About this exercise: Scan the data. Collect each line that contains the word "Facilities".

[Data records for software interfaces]
+---+
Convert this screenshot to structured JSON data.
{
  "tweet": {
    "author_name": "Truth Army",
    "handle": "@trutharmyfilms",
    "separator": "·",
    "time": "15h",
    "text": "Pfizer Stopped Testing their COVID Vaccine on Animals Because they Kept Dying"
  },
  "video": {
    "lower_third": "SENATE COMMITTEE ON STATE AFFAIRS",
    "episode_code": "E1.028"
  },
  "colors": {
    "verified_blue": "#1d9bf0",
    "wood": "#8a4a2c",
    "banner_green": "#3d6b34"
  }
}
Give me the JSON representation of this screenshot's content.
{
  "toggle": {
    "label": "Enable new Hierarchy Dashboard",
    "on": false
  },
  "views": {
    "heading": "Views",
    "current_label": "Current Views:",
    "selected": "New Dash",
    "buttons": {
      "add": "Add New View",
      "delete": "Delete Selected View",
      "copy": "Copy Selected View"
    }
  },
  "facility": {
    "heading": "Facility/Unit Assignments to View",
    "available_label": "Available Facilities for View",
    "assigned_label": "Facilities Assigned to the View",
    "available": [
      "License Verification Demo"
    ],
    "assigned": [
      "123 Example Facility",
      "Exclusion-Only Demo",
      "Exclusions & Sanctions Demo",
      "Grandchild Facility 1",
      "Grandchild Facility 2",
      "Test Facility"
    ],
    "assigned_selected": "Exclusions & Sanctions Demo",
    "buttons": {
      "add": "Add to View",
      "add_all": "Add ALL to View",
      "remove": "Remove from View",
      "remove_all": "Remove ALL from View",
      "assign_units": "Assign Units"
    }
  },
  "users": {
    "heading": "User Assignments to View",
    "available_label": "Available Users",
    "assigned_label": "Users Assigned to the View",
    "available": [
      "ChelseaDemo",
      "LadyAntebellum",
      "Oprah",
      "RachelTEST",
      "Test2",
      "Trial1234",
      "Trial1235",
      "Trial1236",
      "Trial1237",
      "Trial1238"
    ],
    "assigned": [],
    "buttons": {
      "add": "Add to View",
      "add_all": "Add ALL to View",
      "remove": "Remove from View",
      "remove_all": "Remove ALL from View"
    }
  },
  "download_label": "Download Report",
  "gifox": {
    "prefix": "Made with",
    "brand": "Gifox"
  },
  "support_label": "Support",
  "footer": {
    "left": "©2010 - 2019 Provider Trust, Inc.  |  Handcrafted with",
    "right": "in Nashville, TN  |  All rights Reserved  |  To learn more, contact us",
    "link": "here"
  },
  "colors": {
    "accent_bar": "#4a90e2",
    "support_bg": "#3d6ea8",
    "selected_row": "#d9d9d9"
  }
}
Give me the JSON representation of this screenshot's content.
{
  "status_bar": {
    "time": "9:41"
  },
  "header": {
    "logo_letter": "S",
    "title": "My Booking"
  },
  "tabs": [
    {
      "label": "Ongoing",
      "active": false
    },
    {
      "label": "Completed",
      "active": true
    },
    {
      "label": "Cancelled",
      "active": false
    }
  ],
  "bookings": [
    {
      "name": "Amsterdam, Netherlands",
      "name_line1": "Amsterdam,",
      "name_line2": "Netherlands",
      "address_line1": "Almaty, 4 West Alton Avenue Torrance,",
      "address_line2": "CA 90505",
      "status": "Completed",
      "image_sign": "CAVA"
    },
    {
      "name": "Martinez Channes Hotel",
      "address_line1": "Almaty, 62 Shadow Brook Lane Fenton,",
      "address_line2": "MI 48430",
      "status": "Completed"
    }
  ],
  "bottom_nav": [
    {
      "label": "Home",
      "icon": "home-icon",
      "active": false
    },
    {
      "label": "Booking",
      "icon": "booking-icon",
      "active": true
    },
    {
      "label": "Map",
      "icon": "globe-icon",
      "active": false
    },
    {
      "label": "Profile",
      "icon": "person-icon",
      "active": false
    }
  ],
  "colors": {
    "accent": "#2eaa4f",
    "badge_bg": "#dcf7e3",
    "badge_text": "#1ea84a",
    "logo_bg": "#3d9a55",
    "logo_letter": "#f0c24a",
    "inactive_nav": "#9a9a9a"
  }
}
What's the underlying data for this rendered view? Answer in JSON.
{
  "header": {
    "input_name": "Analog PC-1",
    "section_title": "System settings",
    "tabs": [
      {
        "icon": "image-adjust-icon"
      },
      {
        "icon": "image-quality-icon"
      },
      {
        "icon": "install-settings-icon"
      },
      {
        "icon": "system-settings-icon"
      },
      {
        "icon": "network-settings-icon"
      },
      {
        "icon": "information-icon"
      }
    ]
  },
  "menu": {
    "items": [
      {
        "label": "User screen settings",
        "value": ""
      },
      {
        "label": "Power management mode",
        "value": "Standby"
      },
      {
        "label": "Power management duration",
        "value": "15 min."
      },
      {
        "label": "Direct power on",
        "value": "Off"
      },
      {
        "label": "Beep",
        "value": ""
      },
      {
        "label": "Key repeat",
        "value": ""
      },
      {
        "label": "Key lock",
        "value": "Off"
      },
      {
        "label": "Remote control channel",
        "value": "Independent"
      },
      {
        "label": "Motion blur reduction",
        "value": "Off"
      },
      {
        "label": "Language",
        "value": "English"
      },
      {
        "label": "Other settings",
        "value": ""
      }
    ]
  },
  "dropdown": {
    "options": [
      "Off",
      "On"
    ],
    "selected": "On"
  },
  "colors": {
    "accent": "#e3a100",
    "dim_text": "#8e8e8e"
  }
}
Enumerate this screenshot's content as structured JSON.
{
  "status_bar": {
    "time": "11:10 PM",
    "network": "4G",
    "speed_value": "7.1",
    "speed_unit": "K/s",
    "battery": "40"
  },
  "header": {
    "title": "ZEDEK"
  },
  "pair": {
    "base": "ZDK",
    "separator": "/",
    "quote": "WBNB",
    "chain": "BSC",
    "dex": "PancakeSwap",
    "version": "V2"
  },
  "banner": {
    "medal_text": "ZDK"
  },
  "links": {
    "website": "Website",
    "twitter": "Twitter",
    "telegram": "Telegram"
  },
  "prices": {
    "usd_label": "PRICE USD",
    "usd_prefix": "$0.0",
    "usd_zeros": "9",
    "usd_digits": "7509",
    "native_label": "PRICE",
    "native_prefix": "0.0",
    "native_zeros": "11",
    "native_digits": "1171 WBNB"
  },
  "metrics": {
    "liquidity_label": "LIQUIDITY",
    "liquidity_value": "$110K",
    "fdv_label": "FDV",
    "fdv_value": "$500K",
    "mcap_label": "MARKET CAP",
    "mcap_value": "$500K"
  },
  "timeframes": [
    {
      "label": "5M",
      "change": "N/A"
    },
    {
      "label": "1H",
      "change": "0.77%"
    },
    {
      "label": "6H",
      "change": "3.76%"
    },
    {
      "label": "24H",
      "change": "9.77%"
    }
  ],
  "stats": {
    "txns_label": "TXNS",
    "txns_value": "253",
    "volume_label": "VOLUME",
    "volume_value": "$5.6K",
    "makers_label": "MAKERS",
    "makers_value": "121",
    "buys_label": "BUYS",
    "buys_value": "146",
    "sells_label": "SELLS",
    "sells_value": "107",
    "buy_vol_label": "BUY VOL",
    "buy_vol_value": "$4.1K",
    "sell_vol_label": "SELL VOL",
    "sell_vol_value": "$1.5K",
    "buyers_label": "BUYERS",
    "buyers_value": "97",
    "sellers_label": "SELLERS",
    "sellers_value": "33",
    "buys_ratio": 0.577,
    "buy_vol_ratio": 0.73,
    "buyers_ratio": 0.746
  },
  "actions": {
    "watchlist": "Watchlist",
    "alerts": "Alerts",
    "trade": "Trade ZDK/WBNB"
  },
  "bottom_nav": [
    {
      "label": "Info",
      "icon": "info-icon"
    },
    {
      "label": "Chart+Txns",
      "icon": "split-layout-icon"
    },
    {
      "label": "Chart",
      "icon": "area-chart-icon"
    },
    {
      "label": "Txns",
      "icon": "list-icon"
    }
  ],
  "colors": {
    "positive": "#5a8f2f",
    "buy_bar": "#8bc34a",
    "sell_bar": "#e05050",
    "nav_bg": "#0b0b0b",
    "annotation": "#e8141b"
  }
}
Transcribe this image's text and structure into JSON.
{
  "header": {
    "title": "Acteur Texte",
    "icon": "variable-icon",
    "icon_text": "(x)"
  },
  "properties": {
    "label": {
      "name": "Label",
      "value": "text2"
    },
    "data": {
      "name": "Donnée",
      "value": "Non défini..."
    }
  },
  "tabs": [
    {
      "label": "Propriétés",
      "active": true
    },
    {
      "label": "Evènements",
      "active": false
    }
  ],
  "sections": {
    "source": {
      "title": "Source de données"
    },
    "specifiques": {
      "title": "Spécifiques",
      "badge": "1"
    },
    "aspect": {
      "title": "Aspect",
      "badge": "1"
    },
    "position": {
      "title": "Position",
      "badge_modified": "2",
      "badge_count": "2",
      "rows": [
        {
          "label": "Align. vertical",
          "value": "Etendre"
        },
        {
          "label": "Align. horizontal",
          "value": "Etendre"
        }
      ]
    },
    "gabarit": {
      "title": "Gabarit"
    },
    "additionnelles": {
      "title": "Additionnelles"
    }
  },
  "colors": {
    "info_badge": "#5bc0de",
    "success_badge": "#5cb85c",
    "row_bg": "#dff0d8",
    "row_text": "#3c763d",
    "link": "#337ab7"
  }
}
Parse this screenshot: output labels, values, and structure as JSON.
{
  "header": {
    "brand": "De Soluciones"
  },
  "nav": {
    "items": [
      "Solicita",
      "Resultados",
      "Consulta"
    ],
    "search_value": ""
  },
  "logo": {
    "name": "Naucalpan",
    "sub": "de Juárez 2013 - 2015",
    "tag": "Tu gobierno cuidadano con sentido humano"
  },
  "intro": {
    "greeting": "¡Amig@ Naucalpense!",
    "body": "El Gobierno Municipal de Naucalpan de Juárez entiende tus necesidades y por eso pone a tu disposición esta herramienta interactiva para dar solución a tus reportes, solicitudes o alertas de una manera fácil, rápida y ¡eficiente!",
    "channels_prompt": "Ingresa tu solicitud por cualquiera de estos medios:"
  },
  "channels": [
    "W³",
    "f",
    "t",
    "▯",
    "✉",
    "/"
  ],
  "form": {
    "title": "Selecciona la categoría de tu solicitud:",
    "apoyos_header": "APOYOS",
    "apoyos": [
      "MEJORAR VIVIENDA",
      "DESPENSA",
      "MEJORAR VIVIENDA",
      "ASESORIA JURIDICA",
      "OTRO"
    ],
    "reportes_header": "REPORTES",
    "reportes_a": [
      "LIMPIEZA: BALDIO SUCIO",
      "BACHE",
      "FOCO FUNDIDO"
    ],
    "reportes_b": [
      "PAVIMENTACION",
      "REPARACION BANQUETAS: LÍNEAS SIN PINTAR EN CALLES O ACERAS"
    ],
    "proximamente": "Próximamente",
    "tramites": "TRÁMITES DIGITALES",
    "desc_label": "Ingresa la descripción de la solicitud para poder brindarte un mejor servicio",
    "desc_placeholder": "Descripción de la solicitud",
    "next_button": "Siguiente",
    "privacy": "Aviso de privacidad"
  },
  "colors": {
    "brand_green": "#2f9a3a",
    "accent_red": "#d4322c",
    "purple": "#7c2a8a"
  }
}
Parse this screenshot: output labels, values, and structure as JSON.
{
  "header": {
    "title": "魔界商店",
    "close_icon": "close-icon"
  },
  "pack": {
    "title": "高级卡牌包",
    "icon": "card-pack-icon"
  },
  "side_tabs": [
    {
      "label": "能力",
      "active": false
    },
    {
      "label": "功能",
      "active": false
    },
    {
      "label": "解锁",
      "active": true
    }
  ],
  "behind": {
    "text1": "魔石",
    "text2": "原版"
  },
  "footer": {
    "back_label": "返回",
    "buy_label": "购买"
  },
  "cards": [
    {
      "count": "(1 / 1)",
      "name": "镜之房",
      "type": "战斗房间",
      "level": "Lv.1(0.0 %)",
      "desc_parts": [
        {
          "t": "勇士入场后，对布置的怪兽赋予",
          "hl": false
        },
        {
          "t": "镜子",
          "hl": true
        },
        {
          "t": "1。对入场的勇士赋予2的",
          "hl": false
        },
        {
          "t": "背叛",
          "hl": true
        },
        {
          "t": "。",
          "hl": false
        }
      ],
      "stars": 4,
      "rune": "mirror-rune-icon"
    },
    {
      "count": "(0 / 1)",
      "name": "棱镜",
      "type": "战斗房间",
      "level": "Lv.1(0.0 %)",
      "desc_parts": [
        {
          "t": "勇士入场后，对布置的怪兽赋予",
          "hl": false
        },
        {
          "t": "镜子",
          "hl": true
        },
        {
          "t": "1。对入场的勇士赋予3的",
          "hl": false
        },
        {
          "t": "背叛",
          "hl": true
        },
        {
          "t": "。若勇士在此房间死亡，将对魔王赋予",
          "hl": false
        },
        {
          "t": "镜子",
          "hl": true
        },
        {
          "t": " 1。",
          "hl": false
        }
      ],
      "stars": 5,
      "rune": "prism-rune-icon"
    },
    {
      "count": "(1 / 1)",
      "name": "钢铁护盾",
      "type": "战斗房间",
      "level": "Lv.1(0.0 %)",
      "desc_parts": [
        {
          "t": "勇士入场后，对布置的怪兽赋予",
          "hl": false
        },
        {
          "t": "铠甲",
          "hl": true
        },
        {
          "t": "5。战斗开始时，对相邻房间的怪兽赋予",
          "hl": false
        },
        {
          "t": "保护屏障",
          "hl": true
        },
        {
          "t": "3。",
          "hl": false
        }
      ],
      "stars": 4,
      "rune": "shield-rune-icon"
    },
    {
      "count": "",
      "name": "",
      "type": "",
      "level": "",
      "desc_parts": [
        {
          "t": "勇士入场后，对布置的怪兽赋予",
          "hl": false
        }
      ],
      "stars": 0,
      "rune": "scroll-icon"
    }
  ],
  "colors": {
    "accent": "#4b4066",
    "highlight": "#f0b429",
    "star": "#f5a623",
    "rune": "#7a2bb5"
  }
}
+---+
Your solution:
    "available_label": "Available Facilities for View",
    "assigned_label": "Facilities Assigned to the View",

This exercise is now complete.